According to an analysis by the Small and Medium Business Administration (SMBA) and the Korea Venture Business Association (KOVA) on July 21, the number of startup ventures that surpassed 100 billion won in sales last year was 454, up 56 companies from a year ago. The number is a 6.7-fold increase from the 2004 figure. Those firms have operated for 21.7 years on average, and it took 16.8 years on average to achieve more than 100 billion won in sales.
The number of venture businesses that posted sales of 100 billion won increased from 68 in 2004 to 454 in 2013, and the figure for new entrants surged to record highs in 2007 with 59 firms, accounting for 39 percent of the total. After that, however, the number dropped each year, and the figure only represented 12 percent of the total last year.

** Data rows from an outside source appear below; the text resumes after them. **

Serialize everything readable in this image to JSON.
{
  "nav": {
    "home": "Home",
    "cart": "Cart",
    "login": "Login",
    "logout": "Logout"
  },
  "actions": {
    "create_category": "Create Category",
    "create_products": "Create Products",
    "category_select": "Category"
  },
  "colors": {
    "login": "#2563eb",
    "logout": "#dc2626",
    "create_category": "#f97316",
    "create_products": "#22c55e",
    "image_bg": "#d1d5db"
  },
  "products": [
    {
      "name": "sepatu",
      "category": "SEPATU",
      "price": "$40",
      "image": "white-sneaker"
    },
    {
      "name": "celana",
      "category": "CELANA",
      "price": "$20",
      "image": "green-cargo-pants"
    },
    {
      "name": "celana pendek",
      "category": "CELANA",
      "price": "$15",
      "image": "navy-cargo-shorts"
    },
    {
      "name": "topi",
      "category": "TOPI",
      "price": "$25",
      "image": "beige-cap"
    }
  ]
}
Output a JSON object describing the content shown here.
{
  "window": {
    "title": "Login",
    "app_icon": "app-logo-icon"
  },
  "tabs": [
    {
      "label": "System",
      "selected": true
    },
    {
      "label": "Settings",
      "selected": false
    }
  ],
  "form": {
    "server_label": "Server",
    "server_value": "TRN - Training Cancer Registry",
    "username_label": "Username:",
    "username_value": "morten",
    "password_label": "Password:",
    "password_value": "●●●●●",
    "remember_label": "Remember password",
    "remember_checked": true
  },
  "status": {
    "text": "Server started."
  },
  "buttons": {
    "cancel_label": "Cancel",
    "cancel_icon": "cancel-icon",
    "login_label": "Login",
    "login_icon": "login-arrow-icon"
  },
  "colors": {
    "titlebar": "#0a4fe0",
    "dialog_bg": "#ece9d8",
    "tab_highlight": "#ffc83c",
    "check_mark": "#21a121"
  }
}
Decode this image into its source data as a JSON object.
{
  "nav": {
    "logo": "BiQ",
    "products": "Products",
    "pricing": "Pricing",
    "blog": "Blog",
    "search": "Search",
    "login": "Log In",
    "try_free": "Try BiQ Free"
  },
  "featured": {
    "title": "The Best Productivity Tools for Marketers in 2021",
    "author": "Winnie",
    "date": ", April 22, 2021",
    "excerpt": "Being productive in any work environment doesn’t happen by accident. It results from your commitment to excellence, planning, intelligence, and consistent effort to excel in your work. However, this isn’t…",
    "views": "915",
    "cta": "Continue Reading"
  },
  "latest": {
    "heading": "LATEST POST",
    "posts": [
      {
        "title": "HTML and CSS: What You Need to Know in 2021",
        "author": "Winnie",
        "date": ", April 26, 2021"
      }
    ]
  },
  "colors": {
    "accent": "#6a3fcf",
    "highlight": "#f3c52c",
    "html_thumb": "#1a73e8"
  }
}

Sales of those venture firms rose by 8.2 percent, far higher than the 0.6 percent of large businesses or 4.6 percent of small and medium-sized enterprises (SMEs). Their operating profit margin was higher than other business types. The rate of their return on sales was 6.9 percent on average, higher than 4.2 percent of SMEs, and 4.6 percent of large companies. The number of employees working at those venture businesses grew 3.1 percent to reach 166,000 people in 2013, exceeding the figure for small and medium-sized manufacturing companies (a 1.4 percent year-on-year increase), or large corporations (a 2.1 percent year-on-year gain).
The SMBA attributed the reason for the fact that start-up enterprises grow very rapidly and create many jobs to technological innovations through their continued investment in R&D and efforts to secure researchers, along with their strategy to enter the global market.
In fact, the proportion of R&D to sales for those venture firms was 2.7 percent on average, more than twice as high as the figure for SMEs (0.7 percent), or large companies (1.2 percent).
There is a big difference in exports as well. 78.2 percent of venture businesses with sales of 100 billion won reported 58.7 billion won (US$57.3 million) in exports, which made up 25.9 percent of the total sales. The ratio is higher than the number for large corporations (17.4 percent) or SMEs (14.0 percent).
Han Jung-hwa, head of the SMBA, explained, “The growth of venture firms that achieved 100 billion won in sales is largely attributable to technological innovation and overseas expansion.” He concluded by saying, “It is necessary for us to strengthen our support for technologically innovative companies to become venture firms in that category and to make full-scale expansion into overseas markets.”